PANAMA CITY — Jad Graves said he had always heard the stories about some of the older Navy saturation divers and their exploits hundreds of feet beneath the sea.
Graves was one of one six Naval Experimental Diving Unit divers that emerged from the Navy’s new Saturation Fly-Away Diving System (SAT FADS) Friday morning at NEDU’s pier.
“I’m glad I’m doing it,” Graves said, minutes after he was greeted by NEDU personnel after his 11 days in the SAT FADS.
The divers went into the diving system April 18, as part of a manned, pier side test of SAT FADS at a pressurized, simulated depth of 1,000 feet.

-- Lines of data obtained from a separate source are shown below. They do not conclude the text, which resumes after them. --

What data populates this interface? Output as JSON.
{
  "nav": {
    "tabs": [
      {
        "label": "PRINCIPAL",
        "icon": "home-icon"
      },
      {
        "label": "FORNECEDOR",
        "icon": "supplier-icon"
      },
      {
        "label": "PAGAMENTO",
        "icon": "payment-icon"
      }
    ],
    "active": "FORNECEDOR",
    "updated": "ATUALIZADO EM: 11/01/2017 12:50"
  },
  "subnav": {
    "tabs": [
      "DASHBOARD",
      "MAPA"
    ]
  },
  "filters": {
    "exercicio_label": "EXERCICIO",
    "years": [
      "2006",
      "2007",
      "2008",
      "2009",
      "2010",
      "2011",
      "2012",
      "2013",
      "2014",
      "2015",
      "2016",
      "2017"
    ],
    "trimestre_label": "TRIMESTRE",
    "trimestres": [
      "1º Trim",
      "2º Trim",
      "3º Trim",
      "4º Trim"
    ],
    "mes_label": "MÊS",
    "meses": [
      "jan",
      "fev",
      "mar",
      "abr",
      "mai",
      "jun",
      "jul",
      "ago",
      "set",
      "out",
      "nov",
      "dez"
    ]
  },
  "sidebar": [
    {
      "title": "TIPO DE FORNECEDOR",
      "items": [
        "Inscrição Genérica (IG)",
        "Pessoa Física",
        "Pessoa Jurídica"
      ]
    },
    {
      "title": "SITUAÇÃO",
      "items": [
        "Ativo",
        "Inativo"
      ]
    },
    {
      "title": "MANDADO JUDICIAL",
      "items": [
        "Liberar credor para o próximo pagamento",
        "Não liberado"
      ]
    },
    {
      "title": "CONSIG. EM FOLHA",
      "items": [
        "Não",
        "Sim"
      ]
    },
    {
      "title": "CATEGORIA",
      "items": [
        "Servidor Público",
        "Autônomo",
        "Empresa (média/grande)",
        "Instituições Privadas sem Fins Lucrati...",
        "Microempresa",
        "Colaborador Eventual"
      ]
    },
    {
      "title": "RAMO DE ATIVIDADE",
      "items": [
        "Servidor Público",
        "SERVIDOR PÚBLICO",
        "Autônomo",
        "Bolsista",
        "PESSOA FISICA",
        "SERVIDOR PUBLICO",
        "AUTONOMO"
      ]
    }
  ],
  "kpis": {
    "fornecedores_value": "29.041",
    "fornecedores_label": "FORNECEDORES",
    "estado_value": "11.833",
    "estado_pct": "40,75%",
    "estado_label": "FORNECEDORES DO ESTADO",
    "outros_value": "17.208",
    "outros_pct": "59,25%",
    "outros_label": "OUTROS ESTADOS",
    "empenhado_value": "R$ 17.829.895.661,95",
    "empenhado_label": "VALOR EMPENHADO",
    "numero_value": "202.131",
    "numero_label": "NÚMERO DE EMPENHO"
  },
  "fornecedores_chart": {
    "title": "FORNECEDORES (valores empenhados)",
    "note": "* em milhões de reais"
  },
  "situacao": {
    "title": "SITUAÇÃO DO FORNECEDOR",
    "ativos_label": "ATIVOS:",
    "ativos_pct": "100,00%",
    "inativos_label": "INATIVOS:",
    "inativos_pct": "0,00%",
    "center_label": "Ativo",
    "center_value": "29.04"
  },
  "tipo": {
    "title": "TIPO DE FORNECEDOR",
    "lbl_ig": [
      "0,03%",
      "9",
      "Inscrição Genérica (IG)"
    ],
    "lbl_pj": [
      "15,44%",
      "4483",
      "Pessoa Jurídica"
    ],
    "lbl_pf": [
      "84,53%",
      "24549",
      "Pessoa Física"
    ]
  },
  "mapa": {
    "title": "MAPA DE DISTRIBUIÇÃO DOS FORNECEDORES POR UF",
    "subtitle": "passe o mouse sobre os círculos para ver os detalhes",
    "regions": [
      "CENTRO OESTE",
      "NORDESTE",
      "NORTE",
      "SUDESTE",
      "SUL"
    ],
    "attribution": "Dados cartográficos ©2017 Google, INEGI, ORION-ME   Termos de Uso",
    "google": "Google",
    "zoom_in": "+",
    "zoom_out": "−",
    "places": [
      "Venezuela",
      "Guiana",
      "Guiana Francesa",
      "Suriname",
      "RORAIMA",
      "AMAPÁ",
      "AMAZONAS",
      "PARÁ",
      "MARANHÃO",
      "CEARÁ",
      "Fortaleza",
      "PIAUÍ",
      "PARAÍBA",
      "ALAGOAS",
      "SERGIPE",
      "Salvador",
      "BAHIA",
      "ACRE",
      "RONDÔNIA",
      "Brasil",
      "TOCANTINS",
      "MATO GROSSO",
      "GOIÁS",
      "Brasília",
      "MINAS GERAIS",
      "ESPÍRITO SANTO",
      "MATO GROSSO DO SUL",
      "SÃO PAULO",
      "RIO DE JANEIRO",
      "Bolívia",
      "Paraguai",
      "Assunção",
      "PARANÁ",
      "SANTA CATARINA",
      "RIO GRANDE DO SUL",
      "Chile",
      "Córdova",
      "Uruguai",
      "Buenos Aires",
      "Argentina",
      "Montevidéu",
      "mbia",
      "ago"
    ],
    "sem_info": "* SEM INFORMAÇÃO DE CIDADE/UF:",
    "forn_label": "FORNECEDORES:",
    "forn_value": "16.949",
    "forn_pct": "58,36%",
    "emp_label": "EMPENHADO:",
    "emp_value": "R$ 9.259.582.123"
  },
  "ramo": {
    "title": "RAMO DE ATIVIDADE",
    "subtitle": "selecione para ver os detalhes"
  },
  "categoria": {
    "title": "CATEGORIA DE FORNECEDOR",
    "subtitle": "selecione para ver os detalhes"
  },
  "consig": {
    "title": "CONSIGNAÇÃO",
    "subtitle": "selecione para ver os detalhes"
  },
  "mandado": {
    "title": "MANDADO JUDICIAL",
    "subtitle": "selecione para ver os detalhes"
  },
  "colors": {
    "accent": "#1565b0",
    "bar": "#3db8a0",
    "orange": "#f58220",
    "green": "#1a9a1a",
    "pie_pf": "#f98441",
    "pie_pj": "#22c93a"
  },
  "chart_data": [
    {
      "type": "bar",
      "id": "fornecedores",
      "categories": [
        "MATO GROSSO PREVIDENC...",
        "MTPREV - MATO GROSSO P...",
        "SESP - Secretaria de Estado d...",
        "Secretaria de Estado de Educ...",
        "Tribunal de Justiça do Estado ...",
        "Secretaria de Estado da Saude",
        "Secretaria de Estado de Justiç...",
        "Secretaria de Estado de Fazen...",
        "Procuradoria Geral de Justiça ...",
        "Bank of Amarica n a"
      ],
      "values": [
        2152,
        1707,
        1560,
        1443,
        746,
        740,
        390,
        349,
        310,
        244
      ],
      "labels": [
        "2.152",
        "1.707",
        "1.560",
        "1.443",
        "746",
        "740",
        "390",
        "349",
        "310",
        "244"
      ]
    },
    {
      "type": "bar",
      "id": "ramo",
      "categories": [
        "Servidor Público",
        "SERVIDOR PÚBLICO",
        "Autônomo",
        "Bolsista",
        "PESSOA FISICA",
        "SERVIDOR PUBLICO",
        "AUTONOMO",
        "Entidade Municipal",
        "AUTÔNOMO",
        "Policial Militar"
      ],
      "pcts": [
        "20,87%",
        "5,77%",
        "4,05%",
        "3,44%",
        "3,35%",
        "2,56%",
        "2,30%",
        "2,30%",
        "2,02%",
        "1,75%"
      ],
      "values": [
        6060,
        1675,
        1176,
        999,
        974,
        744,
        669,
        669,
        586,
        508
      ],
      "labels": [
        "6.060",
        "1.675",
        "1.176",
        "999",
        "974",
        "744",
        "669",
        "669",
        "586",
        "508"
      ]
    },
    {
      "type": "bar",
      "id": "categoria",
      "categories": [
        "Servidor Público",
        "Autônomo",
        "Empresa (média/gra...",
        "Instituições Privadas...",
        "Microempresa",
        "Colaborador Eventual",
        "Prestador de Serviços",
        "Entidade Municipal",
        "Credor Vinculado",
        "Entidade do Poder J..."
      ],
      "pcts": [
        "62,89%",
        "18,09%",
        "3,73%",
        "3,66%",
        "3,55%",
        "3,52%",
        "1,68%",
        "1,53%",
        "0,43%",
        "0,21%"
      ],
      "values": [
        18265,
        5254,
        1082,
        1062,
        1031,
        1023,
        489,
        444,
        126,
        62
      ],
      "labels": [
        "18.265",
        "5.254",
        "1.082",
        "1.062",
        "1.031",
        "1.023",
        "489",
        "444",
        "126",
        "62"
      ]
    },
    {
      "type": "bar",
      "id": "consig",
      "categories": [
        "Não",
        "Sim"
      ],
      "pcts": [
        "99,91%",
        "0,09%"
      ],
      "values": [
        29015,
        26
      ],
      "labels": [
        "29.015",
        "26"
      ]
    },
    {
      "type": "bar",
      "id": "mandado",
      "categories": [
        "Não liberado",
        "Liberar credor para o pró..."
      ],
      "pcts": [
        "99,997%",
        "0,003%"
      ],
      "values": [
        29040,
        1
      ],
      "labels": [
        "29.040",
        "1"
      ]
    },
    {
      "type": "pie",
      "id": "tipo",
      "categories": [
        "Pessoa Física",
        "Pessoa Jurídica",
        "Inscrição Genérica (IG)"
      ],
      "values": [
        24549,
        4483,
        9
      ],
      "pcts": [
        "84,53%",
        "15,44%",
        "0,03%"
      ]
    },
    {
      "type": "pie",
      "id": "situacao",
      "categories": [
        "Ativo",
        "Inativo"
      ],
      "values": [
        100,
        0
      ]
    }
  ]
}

SAT FADS is designed to help Navy saturation divers with salvage and rescue operations.
It can support six divers working on the ocean floor for up to 21 days, according to NEDU, with an additional nine days of decompression to support deep aircraft and ship recovery or salvage operations.
The 40-by-80-foot system includes a main deck decompression chamber, manned dive bell, bell handling system, command and control center, two auxiliary support equipment containers, and bulk helium and oxygen storage racks. Living quarters are located in the deck decompression chamber.
George Goehring, a NEDU technical department head, said the Navy currently has only one of the systems. He said the diving system would be used in situations like submarine rescue and lost airplane salvage.
Divers in teams of three can work up to eight hours a day from the SAT FADS during an operation, Goehring said, with another three-man team aboard the unit able to rotate in and continue work with minimal interruption until a job is completed.
“This is really no different than what the civilian oil drilling community does on a regular basis,” Goehring said.
The system can be mounted aboard a Navy vessel and employed anywhere, Goehring added.
Other divers aboard the SAT FADS during the test included Jeremiah Ruddell, Charles Bass, Jeremy Post, Somsack Phanthavong and Javier Lopez.
Lopez was the first to emerge from the diving system, which has been in development since 2006.
“Oh man, nice and bright out here,” Lopez said, as he squinted and shaded his eyes from the sun.
The system will replace two decommissioned Pigeon-class submarine rescue vessels, which allowed divers to operate at a maximum depth of 850 feet. Goehring said the Pigeon-class submarines were commissioned in 1974 and decommissioned in 1998 and 2000.
“This is really good because it gives the Navy a capability back, hardware-wise, that it had kind of lost,” Goehring said.
NEDU Commander Mark Matthews said the system operated in a near flawless manner during the extended test. Matthews said the test’s main purpose was to make sure the system was habitable down to 1,000 feet.
He said it had been 20 years since the Navy had certified a similar diving system.
“It’s good to see we can still do it,” Matthews said.
Goehring said the dive followed a successful 250-foot, manned, dry saturation dive conducted pier side April 8, and would be the last step prior to manned testing at sea.